What is your definition of fluency?
For me, even if I were to know every word in a language, I wouldn’t consider myself fluent in the language unless I knew everything about its culture too. Because for me, to be fluent means not just being able to count to a million, or being able to get around a city. For me, you need to know about the country, the people, the food, etc. A prime example. I heard a joke in Spanish, and understood every single word, and yet didn’t understand the joke at all. Everyone else was laughing ridiculously, and yet I was left out of it. It turned out to be referencing a children’s show in Mexico, one that they had all seen, but I had not. These are the things I’m talking about, fluency depends on more than just your amount of known words.

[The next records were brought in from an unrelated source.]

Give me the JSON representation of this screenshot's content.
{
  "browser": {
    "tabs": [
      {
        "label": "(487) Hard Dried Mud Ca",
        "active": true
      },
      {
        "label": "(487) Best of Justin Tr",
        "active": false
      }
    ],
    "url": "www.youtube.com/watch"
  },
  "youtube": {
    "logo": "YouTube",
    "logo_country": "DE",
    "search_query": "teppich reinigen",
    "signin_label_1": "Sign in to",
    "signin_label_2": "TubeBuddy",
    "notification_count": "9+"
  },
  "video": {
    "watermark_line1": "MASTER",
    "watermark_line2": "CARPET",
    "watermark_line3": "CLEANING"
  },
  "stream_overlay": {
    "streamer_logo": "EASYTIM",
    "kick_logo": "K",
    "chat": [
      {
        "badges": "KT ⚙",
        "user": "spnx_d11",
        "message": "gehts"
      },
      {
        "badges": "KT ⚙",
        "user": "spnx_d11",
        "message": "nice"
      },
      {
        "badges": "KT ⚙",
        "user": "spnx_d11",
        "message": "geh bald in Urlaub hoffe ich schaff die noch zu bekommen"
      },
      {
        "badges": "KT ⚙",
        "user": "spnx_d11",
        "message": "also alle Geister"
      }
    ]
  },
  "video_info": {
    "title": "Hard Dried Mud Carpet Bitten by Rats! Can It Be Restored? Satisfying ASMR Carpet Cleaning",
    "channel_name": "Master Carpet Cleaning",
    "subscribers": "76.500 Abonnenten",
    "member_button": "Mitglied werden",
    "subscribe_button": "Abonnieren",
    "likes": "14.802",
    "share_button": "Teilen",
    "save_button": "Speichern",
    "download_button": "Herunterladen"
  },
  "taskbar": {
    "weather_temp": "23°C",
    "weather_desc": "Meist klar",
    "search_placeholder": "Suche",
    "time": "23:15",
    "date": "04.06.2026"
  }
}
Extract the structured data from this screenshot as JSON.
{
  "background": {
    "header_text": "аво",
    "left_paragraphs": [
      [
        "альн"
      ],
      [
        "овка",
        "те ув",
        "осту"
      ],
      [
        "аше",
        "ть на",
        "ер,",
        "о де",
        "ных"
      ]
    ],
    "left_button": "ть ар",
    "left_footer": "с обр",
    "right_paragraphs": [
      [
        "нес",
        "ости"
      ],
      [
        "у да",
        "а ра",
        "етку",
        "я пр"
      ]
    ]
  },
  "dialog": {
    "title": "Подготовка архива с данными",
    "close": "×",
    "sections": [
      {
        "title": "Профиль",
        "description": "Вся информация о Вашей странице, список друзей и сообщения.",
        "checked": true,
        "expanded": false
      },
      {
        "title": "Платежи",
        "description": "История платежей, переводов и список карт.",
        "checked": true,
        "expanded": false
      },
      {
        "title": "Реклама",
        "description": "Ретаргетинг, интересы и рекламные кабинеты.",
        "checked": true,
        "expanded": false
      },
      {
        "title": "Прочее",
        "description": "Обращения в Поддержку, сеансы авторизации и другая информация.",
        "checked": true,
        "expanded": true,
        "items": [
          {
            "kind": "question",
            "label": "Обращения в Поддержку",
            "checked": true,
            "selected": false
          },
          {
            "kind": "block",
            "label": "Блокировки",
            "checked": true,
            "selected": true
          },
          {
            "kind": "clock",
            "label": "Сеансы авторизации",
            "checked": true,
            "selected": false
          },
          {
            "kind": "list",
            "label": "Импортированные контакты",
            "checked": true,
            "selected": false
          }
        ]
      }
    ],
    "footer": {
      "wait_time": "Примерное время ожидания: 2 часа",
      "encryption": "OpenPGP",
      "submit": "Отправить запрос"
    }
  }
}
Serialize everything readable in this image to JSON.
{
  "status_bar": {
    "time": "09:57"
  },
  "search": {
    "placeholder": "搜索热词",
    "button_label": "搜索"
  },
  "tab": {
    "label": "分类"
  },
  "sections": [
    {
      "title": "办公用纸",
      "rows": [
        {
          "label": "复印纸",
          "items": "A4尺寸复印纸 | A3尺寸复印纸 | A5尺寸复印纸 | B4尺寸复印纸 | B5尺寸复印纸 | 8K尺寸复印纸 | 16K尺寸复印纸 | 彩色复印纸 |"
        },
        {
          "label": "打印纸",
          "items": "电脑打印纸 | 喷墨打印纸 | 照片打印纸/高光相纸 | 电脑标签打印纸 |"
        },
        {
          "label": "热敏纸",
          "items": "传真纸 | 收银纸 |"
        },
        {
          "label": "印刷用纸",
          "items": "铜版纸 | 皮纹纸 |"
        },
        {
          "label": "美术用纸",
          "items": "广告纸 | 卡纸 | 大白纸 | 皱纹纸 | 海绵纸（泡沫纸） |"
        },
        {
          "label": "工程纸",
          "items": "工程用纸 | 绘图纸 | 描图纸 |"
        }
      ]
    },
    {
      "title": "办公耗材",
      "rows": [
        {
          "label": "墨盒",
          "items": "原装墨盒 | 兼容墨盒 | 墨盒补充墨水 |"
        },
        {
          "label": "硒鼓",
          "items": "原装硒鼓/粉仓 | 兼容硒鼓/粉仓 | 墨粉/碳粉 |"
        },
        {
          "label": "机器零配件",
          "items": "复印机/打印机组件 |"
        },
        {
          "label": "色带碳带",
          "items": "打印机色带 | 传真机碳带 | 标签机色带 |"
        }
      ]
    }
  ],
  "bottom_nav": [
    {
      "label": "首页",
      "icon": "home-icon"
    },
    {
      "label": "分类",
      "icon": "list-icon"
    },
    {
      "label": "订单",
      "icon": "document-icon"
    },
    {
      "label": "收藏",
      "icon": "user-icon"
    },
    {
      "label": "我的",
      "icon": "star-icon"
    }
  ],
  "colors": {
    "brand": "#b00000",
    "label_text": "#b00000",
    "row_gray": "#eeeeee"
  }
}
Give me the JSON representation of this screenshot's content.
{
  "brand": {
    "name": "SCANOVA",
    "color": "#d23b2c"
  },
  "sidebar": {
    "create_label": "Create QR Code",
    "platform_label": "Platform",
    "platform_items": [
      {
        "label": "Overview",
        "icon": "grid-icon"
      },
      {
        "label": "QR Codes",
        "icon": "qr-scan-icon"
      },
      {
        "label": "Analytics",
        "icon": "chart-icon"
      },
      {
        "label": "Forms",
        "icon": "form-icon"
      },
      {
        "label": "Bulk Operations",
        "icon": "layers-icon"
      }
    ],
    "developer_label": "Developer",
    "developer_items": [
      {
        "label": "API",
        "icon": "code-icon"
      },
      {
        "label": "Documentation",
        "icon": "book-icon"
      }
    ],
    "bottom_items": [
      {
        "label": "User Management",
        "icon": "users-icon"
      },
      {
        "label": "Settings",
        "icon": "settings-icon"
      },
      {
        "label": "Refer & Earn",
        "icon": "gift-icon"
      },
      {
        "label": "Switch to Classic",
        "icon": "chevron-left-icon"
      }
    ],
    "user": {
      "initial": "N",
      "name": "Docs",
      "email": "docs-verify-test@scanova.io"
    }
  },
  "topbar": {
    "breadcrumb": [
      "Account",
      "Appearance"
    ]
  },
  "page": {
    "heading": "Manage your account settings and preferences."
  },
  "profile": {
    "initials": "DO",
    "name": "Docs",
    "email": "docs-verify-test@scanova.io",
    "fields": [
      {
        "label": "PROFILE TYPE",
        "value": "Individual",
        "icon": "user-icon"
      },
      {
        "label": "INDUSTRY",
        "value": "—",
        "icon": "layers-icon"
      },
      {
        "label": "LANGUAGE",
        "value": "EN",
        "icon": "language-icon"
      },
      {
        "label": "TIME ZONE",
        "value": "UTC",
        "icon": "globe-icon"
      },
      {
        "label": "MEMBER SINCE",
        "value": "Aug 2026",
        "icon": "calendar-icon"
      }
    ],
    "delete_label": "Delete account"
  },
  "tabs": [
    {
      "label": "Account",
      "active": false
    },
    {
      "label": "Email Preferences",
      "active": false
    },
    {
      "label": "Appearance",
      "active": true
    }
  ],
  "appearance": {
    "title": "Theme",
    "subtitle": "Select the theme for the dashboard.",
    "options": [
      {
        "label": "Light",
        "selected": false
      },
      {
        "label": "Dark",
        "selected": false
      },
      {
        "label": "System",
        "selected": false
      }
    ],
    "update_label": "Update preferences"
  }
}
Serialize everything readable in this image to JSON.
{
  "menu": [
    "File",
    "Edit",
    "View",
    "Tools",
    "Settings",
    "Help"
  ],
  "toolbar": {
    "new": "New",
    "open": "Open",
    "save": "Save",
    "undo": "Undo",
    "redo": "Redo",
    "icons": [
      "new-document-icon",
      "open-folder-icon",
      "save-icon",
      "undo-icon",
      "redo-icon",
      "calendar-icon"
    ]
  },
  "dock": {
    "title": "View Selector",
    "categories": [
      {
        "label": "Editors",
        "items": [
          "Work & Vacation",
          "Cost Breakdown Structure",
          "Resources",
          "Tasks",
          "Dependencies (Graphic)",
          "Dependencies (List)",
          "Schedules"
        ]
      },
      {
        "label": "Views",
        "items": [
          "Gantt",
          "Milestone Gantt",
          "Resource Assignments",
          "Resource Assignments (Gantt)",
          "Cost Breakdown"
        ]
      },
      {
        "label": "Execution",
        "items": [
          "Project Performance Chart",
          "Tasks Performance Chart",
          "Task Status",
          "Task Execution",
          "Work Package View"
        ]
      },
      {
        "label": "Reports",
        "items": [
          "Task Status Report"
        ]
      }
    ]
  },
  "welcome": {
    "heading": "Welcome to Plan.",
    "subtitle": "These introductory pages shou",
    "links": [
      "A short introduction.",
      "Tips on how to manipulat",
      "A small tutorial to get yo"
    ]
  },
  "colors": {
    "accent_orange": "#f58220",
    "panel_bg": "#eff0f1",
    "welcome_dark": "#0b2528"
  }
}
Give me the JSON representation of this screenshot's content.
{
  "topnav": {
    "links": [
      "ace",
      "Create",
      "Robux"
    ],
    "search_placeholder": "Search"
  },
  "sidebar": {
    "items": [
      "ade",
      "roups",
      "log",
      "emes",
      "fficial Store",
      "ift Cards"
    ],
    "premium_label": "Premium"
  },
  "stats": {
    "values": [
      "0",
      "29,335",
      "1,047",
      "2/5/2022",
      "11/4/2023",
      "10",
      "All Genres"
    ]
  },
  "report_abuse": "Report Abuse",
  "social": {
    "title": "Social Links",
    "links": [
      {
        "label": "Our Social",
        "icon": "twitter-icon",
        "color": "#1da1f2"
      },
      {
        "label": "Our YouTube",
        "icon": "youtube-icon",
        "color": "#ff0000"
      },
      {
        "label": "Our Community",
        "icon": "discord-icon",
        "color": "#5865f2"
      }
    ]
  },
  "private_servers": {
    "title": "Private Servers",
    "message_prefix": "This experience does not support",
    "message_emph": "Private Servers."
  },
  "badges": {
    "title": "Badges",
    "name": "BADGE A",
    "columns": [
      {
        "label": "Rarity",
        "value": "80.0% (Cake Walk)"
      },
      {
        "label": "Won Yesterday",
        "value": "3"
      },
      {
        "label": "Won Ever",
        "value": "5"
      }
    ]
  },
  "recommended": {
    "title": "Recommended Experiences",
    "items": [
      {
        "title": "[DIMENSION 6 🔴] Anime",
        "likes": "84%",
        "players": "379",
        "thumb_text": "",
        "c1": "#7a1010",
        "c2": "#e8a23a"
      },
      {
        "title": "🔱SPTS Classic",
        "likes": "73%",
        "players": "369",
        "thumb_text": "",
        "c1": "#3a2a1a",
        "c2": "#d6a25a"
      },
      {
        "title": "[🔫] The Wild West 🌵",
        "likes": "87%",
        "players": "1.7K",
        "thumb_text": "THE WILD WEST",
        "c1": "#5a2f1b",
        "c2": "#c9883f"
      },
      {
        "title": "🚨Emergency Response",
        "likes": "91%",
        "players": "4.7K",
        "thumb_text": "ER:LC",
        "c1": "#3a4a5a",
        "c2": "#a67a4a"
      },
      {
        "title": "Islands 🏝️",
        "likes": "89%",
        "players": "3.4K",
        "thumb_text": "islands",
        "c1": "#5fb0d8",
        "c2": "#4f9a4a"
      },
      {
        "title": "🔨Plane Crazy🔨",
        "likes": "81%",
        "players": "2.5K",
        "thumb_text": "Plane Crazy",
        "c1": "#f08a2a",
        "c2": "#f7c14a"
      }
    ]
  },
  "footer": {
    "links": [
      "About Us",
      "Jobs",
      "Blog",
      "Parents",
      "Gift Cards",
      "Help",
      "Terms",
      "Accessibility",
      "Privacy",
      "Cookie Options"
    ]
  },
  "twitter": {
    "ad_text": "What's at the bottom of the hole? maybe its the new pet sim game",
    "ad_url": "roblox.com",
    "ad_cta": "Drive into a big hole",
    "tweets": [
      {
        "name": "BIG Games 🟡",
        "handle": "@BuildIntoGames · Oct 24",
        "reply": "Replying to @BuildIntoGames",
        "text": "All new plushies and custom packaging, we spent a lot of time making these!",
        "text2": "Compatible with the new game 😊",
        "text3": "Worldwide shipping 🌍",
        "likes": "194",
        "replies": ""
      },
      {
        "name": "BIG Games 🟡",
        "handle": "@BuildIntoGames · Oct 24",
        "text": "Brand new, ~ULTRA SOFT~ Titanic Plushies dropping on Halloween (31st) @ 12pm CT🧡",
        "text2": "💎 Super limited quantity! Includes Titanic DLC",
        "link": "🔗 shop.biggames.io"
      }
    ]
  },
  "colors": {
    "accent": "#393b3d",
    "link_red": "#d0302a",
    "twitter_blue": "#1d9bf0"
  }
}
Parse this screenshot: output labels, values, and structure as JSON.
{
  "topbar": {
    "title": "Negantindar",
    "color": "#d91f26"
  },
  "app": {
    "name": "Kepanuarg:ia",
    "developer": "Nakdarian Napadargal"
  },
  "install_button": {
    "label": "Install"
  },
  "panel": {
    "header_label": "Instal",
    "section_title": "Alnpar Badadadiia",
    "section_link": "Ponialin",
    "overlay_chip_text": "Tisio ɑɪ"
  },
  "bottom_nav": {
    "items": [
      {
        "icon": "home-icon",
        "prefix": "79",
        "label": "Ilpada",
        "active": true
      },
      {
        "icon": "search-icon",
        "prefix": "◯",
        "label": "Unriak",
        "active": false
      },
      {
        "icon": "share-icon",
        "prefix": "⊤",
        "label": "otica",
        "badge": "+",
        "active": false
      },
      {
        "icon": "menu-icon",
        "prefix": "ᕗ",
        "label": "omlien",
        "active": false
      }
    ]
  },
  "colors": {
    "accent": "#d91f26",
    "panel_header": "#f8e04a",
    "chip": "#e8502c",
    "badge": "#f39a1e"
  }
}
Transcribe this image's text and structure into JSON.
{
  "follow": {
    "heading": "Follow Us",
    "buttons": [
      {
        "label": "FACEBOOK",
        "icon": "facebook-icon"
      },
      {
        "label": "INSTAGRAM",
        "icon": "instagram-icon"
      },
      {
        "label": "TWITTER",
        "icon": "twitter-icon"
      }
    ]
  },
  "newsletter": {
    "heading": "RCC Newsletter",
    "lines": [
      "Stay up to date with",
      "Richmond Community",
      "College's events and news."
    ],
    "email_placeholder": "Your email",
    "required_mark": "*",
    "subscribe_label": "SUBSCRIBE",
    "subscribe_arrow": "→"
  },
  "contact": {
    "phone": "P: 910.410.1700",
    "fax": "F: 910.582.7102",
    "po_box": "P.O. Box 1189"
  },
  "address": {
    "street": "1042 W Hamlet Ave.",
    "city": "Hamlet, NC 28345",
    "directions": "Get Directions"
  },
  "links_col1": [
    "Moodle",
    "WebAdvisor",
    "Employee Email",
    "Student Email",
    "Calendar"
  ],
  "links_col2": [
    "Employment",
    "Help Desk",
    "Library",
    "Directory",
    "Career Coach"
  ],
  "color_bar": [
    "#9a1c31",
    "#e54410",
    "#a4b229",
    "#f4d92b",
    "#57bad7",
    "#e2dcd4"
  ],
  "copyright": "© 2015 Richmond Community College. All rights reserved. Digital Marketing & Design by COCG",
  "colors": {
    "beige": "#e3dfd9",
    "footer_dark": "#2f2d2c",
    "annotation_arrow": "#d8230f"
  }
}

What would you recommend a new language learner? How to get started?
Treat yourself like a child. Learn to speak first. Don’t try to start writing right away if it has an alphabet you need to learn. How I so often start it now, is I treat myself like I’m in kindergarten. I learn my colors, how to write my name, body parts, etc. Simple things. I always enjoy learning Head Shoulders Knees and toes also, because I’m just awesome like that. As I was saying, I make sure to get an okay grasp of spoken language before I begin writing. And the other thing, is learn simple things first. Don’t try to learn medical terms in Chinese before you learn your colors, or else you will be so confused. And the final part of this is to try to find someone who can help you. We all need help sometimes, and so finding someone you can talk with and get help from is so important. If you can’t find someone, that’s okay, but I seriously don’t know where I would be if I didn’t have helpers.
How has speaking multiple languages changed you as a person?
If anything, it has probably made me a much creepier person ha-ha. For example, a while back, a friend of mine and I were walking in the store, and I heard someone speaking Swahili around the corner. I nearly ran out of my shoes in an attempt to go and speak to this person, as Swahili is a language I don’t get to speak often. I get to the end of the isle, and with a cry of “KISWAHILI!” I knock over a middle aged woman. Or one other thing I do that my mom absolutely hates, is when in public I sometimes… well, speak with an accent. I think to myself, “These people don’t know me, and I NEED to improve my German Accent” or I also do French or Russian accents. And so, with that, if I’m with my mom, she calls me either Hans, Pierre, or Vladimir (Yes, I know, the most stereotypical names ever, but oh well). And I agree that it’s kind of weird, but I am NOT insane, and it actually DOES help for when I’m actually speaking these languages, despite the stares I may get in the dairy section.
Do you watch movies to practice your languages?
I do watch some movies in different languages, but much more often I listen to music in different languages and have radio apps for over 20 different countries (Shout out to South Africa. I turned on South African radio at midnight here, which would be 6 am in South Africa, and they’re jamming out to Tupac, whoop whoop). And here, more than likely the manliest thing you’ve ever heard: I can sing “Let it Go” from Frozen in 25 languages. Yay for my masculinity! Next Question!
You know you’re a language nerd when…
You know you’re a language nerd when you specifically MEMORIZE the phrase “One language is never enough” in 50 languages. Or when you have anything in common with me. Like, at all. Though that could also mean you’re: a nerd in general, kind of chubby, incredibly handsome, a genius, straight up charming, an internet freak, or just amazing in general.